Stored items:
-=-=-=-=-

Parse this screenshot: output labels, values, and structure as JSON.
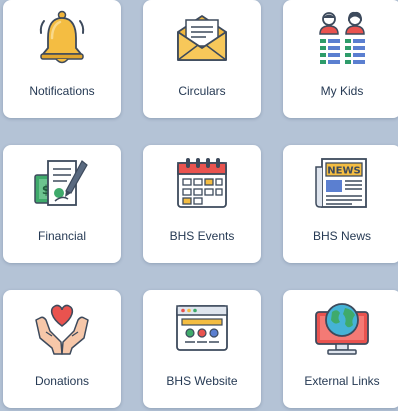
{
  "tiles": [
    {
      "label": "Notifications",
      "icon": "bell-icon"
    },
    {
      "label": "Circulars",
      "icon": "open-envelope-icon"
    },
    {
      "label": "My Kids",
      "icon": "kids-profiles-icon"
    },
    {
      "label": "Financial",
      "icon": "financial-document-icon"
    },
    {
      "label": "BHS Events",
      "icon": "calendar-icon"
    },
    {
      "label": "BHS News",
      "icon": "newspaper-icon"
    },
    {
      "label": "Donations",
      "icon": "hands-heart-icon"
    },
    {
      "label": "BHS Website",
      "icon": "website-browser-icon"
    },
    {
      "label": "External Links",
      "icon": "globe-monitor-icon"
    }
  ],
  "newspaper_masthead": "NEWS",
  "colors": {
    "background": "#b4c3d6",
    "tile": "#ffffff",
    "label": "#263a54"
  }
}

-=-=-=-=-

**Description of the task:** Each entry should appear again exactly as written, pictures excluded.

**Response:**
Parse this screenshot: output labels, values, and structure as JSON.
{
  "tiles": [
    {
      "label": "Notifications",
      "icon": "bell-icon"
    },
    {
      "label": "Circulars",
      "icon": "open-envelope-icon"
    },
    {
      "label": "My Kids",
      "icon": "kids-profiles-icon"
    },
    {
      "label": "Financial",
      "icon": "financial-document-icon"
    },
    {
      "label": "BHS Events",
      "icon": "calendar-icon"
    },
    {
      "label": "BHS News",
      "icon": "newspaper-icon"
    },
    {
      "label": "Donations",
      "icon": "hands-heart-icon"
    },
    {
      "label": "BHS Website",
      "icon": "website-browser-icon"
    },
    {
      "label": "External Links",
      "icon": "globe-monitor-icon"
    }
  ],
  "newspaper_masthead": "NEWS",
  "colors": {
    "background": "#b4c3d6",
    "tile": "#ffffff",
    "label": "#263a54"
  }
}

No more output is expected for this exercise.